Coles opens at six in the morning. The usual early checkout lady is here, speaking her accented English. (As if I do not, as if we do not all, declare our origins whenever we speak.)
‘Are you from Israel?’ – I ask.
‘Where should I be from?’
She’s Israeli alright.
I tell her my wife and grandkids and I estivated in Israel just a couple of weeks ago.
‘To visit Israel is wonderful’, she says. Her voice works fractionally harder on ‘visit.’ Her emphasis is to teach me something undeclared: to go there and stay is not so wonderful.
Her busy face looks up at me: ‘Do you really want to pay $7.90 for this celery? Organic?? You don’t look so rich. Go, get normal celery, two dollars fifty.’
‘That celery is better. Sometimes organic is not organic.’ Her face, usually set too dour for conversation, opens. The checkout lady finds time this morning to soften our transaction, to confess whatever it is she has been carrying for this long time: ‘To live in Israel is hard. The stress, the bombs, every day – the stress.’
Grey day. Not cold, just damp, a case of Melbourne having weather instead of a climate. Striding along Collins Street to keep an appointment, I sight ahead of me in the gloom a lone figure sawing away at a violin. The sounds, initially thin, fill and broaden as I near the performer, a slender young woman. Closer now, and the sound is rich and spacious under the leaden canopy of wet cloud.
The violinist stands alone in her parallelogram of space as Melbourne’s skulkers scuttle to shelter.
I chuck a coin into her empty violin case, thanking her for beautifying this unbeautiful day.
Further down Collins Street, I stand in the drizzle awaiting my appointed meetee. A thin man approaches, veers towards me and slows: “Wanna buy a diamond ring?”
Seventy-year old ears don’t pick up such fine print.
Did he ask for money? He looks like he could go a feed.
My hand locates the ten dollar note in my pocket.
Uncertain, I ask: “What did you say?”
“Do you want to buy a diamond ring?”
The thin man flashes a thin silvery band before clenching his hand around the ring.
“What? No thanks. I don’t need a ring. Thank you.”
The man peers. He is shorter than I am. He sights my kippah.
“Are you a Jew?”
“That’s good”, he says.
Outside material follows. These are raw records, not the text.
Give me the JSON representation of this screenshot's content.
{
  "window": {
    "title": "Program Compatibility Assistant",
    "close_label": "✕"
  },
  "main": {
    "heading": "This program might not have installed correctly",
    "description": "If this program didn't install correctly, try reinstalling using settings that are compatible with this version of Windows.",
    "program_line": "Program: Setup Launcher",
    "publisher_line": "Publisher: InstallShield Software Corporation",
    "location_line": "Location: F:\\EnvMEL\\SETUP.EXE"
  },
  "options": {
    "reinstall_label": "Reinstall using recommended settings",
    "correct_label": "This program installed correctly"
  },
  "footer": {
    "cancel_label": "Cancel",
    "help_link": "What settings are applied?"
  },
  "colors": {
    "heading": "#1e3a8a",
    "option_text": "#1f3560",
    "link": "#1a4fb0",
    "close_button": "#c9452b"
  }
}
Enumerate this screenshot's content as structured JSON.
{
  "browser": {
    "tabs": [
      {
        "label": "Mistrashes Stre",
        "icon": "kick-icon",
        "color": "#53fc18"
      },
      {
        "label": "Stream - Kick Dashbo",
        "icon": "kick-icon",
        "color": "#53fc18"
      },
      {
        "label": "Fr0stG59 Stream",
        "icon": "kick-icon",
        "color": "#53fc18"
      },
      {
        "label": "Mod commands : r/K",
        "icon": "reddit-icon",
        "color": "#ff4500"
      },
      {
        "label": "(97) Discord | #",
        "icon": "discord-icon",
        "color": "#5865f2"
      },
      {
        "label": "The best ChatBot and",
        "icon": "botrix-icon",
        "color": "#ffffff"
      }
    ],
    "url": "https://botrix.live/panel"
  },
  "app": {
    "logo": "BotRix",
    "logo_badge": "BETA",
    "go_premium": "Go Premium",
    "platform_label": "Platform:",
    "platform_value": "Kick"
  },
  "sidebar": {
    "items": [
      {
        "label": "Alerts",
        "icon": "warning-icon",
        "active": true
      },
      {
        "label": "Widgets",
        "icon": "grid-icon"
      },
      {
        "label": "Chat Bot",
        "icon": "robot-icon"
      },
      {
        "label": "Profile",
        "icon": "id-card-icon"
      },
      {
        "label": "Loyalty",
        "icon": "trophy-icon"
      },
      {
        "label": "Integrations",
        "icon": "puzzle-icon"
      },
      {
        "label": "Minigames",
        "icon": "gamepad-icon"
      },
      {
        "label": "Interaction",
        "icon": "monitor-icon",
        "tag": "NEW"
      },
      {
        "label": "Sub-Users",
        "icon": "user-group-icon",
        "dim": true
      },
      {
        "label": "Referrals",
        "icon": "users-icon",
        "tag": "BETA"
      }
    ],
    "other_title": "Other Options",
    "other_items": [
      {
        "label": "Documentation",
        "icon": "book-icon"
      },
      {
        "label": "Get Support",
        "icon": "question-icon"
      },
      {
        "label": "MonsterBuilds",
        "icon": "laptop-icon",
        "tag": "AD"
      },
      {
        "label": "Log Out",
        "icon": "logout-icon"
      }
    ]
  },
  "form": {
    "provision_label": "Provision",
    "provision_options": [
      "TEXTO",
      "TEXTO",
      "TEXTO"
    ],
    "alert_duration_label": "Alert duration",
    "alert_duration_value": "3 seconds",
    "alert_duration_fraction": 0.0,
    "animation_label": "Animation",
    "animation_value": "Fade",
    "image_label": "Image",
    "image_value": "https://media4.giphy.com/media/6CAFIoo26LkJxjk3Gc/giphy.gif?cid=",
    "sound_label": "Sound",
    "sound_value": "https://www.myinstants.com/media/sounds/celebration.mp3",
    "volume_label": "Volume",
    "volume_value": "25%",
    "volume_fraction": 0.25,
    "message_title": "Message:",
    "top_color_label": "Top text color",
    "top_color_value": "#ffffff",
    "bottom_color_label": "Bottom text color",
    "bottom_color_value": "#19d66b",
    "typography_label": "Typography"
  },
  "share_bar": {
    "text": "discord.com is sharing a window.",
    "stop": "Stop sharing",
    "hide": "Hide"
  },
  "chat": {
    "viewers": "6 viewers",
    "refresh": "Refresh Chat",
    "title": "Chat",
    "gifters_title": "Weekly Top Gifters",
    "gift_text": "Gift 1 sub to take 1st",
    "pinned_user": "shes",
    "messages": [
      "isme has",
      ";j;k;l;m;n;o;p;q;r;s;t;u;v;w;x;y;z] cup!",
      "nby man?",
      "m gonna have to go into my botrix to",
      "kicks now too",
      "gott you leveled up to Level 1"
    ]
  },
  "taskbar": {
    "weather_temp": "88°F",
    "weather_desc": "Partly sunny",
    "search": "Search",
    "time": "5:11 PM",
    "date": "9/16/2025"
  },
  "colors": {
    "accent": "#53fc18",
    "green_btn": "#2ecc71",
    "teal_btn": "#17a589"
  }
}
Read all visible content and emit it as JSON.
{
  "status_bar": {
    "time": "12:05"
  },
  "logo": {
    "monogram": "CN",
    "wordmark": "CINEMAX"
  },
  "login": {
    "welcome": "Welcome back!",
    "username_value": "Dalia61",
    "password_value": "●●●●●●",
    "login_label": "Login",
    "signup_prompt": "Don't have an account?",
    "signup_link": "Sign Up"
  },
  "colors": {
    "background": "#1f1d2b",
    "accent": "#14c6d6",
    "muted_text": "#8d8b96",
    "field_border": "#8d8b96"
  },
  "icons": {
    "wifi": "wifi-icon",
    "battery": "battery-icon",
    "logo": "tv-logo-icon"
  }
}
Reassuring me. “You wouldn’t have a spare dollar…?”
My ready hand finds the ready note and produces it. The man palms the note, opens and considers it, then says, “You wouldn’t have another ten, would you?”
“Piss off!” Smiling.
The man extends a skinny arm. His paw pats my shoulder –
“Thanks sir” – then slopes away up Collins Street.
Two young coppers stand at the corner. Both wear guns. Sundry hardware hangs from their belts. One of the two carries a slim metal cylinder in his gloved hands. The latex gloves are sky blue, the shiny cylinder. He walks to the wheelie bin and drops the cylinder delicately before turning to join his friend and a tall, thin, older man. The thin man gangles and sways. He is grey, all grey – his hair, his beard, his bushy eyebrows, even his track suit pants. (Is there any garment more expressive of neglect than track suit pants? Apparel for vomiting in!)
The young officer walks up to the thin man, takes the older man’s arm gently in his hand and leads him to the Police wagon. The second officer opens the door to the mini-cell that is the prisoner’s compartment. Tenderly the officers hand the man into the interior. They protect his head from the low sill of the cabin, they bend his legs, then straighten him up before belting him in and closing the door carefully. The young men could not handle Mister Thin more tenderly if he was their grandfather.
My patient used to be a copper. He works now for the Council, in Security. He injured his spine at work a couple of months ago and as his spine is about sixty it heals slowly. In the course of those months I have come to know him moderately well. We have established a routine: he comes in, he sits down and complains a little. I listen, examine and record. Then I complete tedious worker’s insurance forms. While I write the security officer confesses. He tells me how certain police of his former acquaintance would be a little ungentle while interrogating a suspect. He winks. He tells me how acquaintances would visit brothels where favours were expected and received. ‘Police and brothels, bad combination.’ He winks. I am to understand he is giving me his confession.
People tell me things. I remember the man who told me how brutally the hospital staff manhandled him when all he did was threaten to cut someone’s throat. The patient told me how he planned to go back to that hospital with a bomb. I asked my patient not to tell me things like that. I told him I have to report conversations of that sort to the police.
My patient told me he would ‘fucking kill those bitches who work for you.’ Those bitches were young women. They left my employment.
I wonder what prompts my patient to tell me these things. I wish he did not.